One of the top players in the world during the 1910s and 1920s, he began his career as a fiercely combinative classical player, favouring openings such as the King's Gambit (1. e4 e5 2. f4). However, after the end of the First World War, his playing style underwent a radical change, and he became one of the principal proponents of hypermodernism, along with Aron Nimzowitsch and others. Indeed, with the notable exception of Nimzowitsch's acclaimed book My System, he is considered to be the movement's foremost literary contributor. The Réti Opening (1. Nf3 d5 2. c4), with which he famously defeated the world champion José Raúl Capablanca in New York in 1924 — Capablanca's first defeat for eight years, the only one to Réti, and the first since becoming World Champion — is named after him. He was also a notable composer of endgame studies.
In 1925 Réti set the world record for blindfold chess with twenty-nine games played simultaneously. He won twenty-one of these, drew six and only lost two.
His writings have also become 'classics' in the chess world. New Ideas in Chess (1922) and Masters of the Chessboard (1930) are still studied today.
Notable chess games
- Richard Réti vs Akiba Rubinstein, Karlsbad 1923, King's Indian Attack: General (A11), 1-0 A model game for Réti-type opening.

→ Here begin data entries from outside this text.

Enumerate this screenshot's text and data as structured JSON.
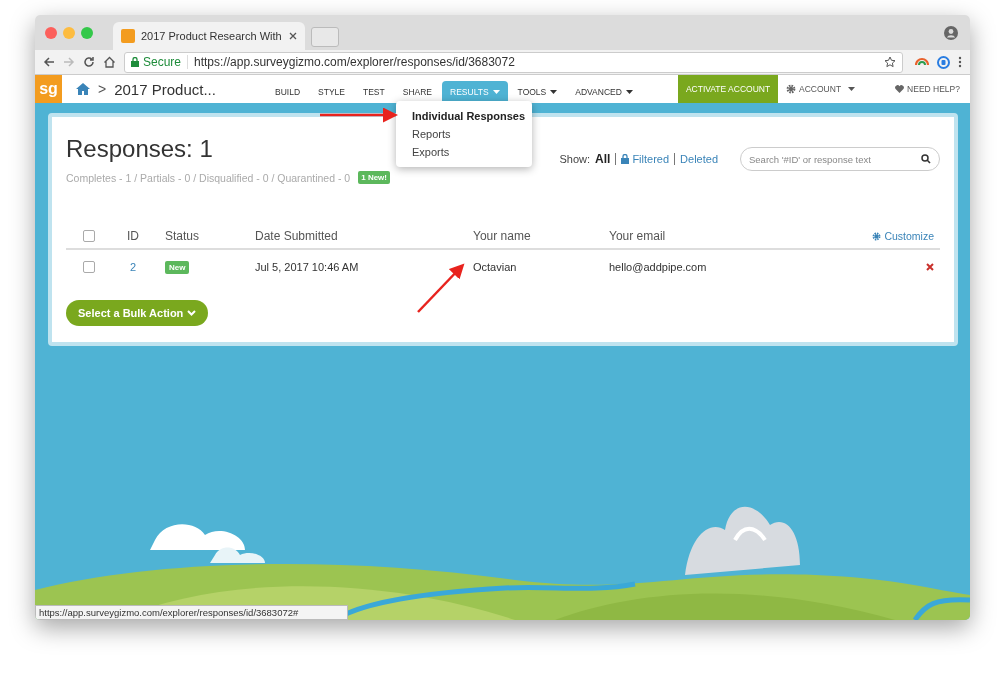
{
  "browser": {
    "tab_title": "2017 Product Research With",
    "security_label": "Secure",
    "url": "https://app.surveygizmo.com/explorer/responses/id/3683072",
    "status_url": "https://app.surveygizmo.com/explorer/responses/id/3683072#"
  },
  "app_nav": {
    "logo": "sg",
    "breadcrumb_separator": ">",
    "survey_title": "2017 Product...",
    "items": [
      {
        "label": "BUILD",
        "selected": false,
        "dropdown": false
      },
      {
        "label": "STYLE",
        "selected": false,
        "dropdown": false
      },
      {
        "label": "TEST",
        "selected": false,
        "dropdown": false
      },
      {
        "label": "SHARE",
        "selected": false,
        "dropdown": false
      },
      {
        "label": "RESULTS",
        "selected": true,
        "dropdown": true
      },
      {
        "label": "TOOLS",
        "selected": false,
        "dropdown": true
      },
      {
        "label": "ADVANCED",
        "selected": false,
        "dropdown": true
      }
    ],
    "activate_button": "ACTIVATE ACCOUNT",
    "account": "ACCOUNT",
    "help": "NEED HELP?"
  },
  "results_menu": [
    {
      "label": "Individual Responses",
      "selected": true
    },
    {
      "label": "Reports",
      "selected": false
    },
    {
      "label": "Exports",
      "selected": false
    }
  ],
  "responses": {
    "title": "Responses: 1",
    "summary": "Completes - 1 / Partials - 0 / Disqualified - 0 / Quarantined - 0",
    "new_badge": "1 New!",
    "show_label": "Show:",
    "filters": [
      {
        "label": "All",
        "selected": true,
        "locked": false
      },
      {
        "label": "Filtered",
        "selected": false,
        "locked": true
      },
      {
        "label": "Deleted",
        "selected": false,
        "locked": false
      }
    ],
    "search": {
      "placeholder": "Search '#ID' or response text"
    },
    "table": {
      "select_all_checked": false,
      "columns": [
        "ID",
        "Status",
        "Date Submitted",
        "Your name",
        "Your email"
      ],
      "customize": "Customize",
      "rows": [
        {
          "checked": false,
          "cells": [
            "2",
            "New",
            "Jul 5, 2017 10:46 AM",
            "Octavian",
            "hello@addpipe.com"
          ]
        }
      ]
    },
    "bulk_action": "Select a Bulk Action"
  }
}
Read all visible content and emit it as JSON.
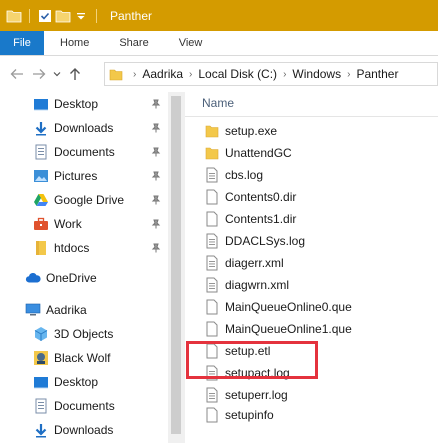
{
  "window": {
    "title": "Panther"
  },
  "ribbon": {
    "tabs": [
      "File",
      "Home",
      "Share",
      "View"
    ]
  },
  "address": {
    "crumbs": [
      "Aadrika",
      "Local Disk (C:)",
      "Windows",
      "Panther"
    ]
  },
  "nav": {
    "quick_access": [
      {
        "label": "Desktop",
        "icon": "desktop-icon",
        "pinned": true
      },
      {
        "label": "Downloads",
        "icon": "download-arrow-icon",
        "pinned": true
      },
      {
        "label": "Documents",
        "icon": "documents-icon",
        "pinned": true
      },
      {
        "label": "Pictures",
        "icon": "pictures-icon",
        "pinned": true
      },
      {
        "label": "Google Drive",
        "icon": "google-drive-icon",
        "pinned": true
      },
      {
        "label": "Work",
        "icon": "briefcase-icon",
        "pinned": true
      },
      {
        "label": "htdocs",
        "icon": "folder-icon",
        "pinned": true
      }
    ],
    "onedrive": {
      "label": "OneDrive",
      "icon": "cloud-icon"
    },
    "this_pc": {
      "label": "Aadrika",
      "icon": "computer-icon",
      "items": [
        {
          "label": "3D Objects",
          "icon": "cube-icon"
        },
        {
          "label": "Black Wolf",
          "icon": "wolf-image-icon"
        },
        {
          "label": "Desktop",
          "icon": "desktop-icon"
        },
        {
          "label": "Documents",
          "icon": "documents-icon"
        },
        {
          "label": "Downloads",
          "icon": "download-arrow-icon"
        }
      ]
    }
  },
  "content": {
    "column_header": "Name",
    "files": [
      {
        "name": "setup.exe",
        "type": "folder"
      },
      {
        "name": "UnattendGC",
        "type": "folder"
      },
      {
        "name": "cbs.log",
        "type": "file"
      },
      {
        "name": "Contents0.dir",
        "type": "file"
      },
      {
        "name": "Contents1.dir",
        "type": "file"
      },
      {
        "name": "DDACLSys.log",
        "type": "file"
      },
      {
        "name": "diagerr.xml",
        "type": "file"
      },
      {
        "name": "diagwrn.xml",
        "type": "file"
      },
      {
        "name": "MainQueueOnline0.que",
        "type": "file"
      },
      {
        "name": "MainQueueOnline1.que",
        "type": "file"
      },
      {
        "name": "setup.etl",
        "type": "file"
      },
      {
        "name": "setupact.log",
        "type": "file",
        "highlighted": true
      },
      {
        "name": "setuperr.log",
        "type": "file"
      },
      {
        "name": "setupinfo",
        "type": "file"
      }
    ]
  },
  "colors": {
    "titlebar": "#d49b00",
    "file_tab": "#1979ca",
    "highlight_box": "#e4323d"
  }
}
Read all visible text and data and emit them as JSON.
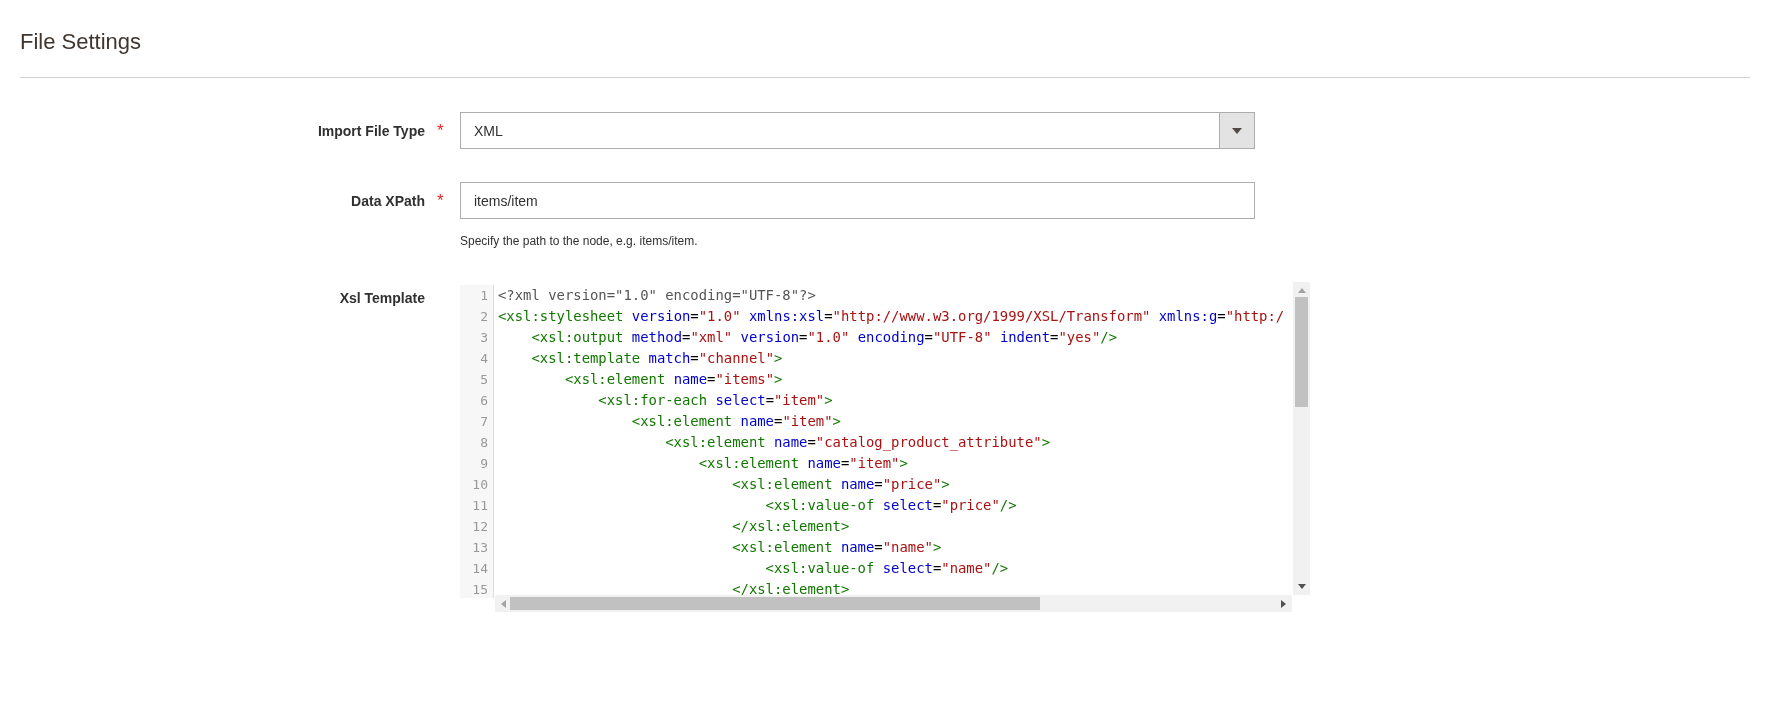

- Richard Réti vs Jose Raul Capablanca, New York 1924, English Opening: Anglo-Indian Defense. King's Indian Formation (A15), 1-0 The famous victory over Capablanca.